The credit squeeze is tightening
Even though interest rates remain near historic low levels, tougher banking regulations and scrutiny of the banking royal commission have reduced the ability of the self-employed to fund their businesses and for investors and would-be owner-occupiers to fund property purchases. Closer examination of customers’ ability to fund their borrowing is both reducing what can be borrowed and increasing the length of time to obtain loan approvals.
Unlike the process for employees, who can quickly provide proof of their current income and their expenditure commitments, the self-employed loan application process has been time-consuming. Now the regulators’ demand for greater scrutiny of expenditures and the ability to service borrowings has added to their difficulties.
The property sector, which relies on a continuing flow of mortgage finance, is also suffering. Worst affected are the off-the-plan purchasers with binding contracts entered into when the property market was buoyant and obtaining loan approval was much easier. Now, when buildings are completed, and funding must be finalised, banks are reducing the size of the mortgages available in line with lower property valuations and tighter lending standards.
The impact of this credit squeeze has the potential tomatch the impact of previous credit squeezes on property prices. The reduced availability of mortgages from traditional sources has already reduced investor demand.
The shadow mortgage industry funded by solicitors’ and other mortgage trusts, superannuation funds and fringe financial institutions is flourishing, helping developers unable to obtain bank funding and desperate purchasers willing to pay higher interest rates.
The Reserve Bank has little scope to reduce the impact on the property sector because the official interest rate is so low. The review of banking practices by the Royal Commission will make it more difficult for borrowers to access bank funding.

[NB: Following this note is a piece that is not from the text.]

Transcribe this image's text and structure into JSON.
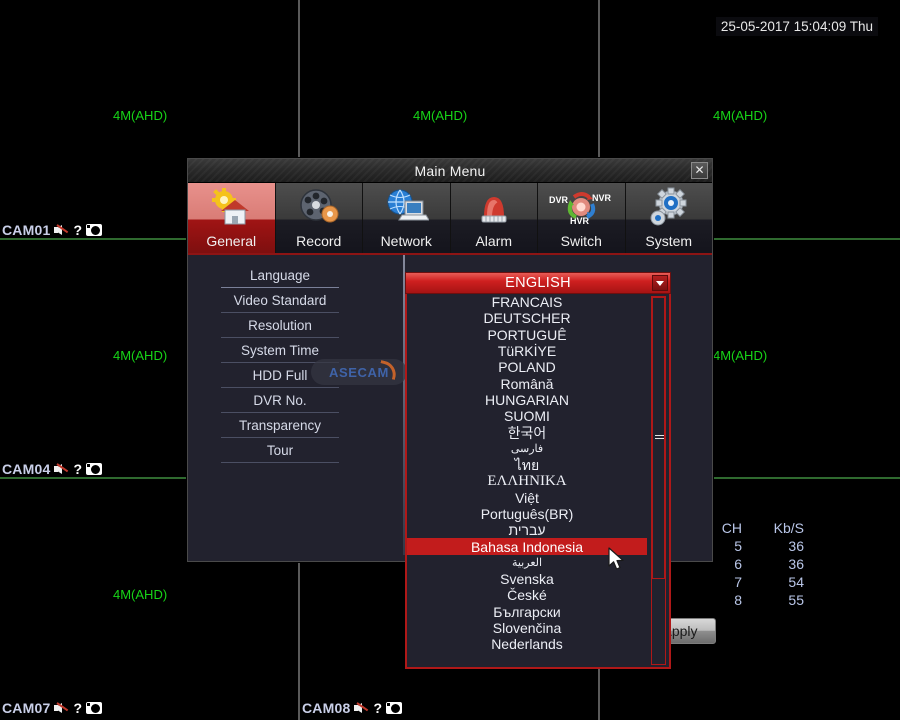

The message for first home-buyers and potential investors is that these funding restrictions will be reflected in lower property prices while buyers don’t have access to easy funding. The demand from overseas investors has been reduced by penalty stamp duties. A further reduction in investor demand will come from the decision of the big four banks not to make new loans to SMSF borrowers, even those who are eligible to stump up large deposits from their existing resources. This is a relatively small but until now fast-growing sector of the property market.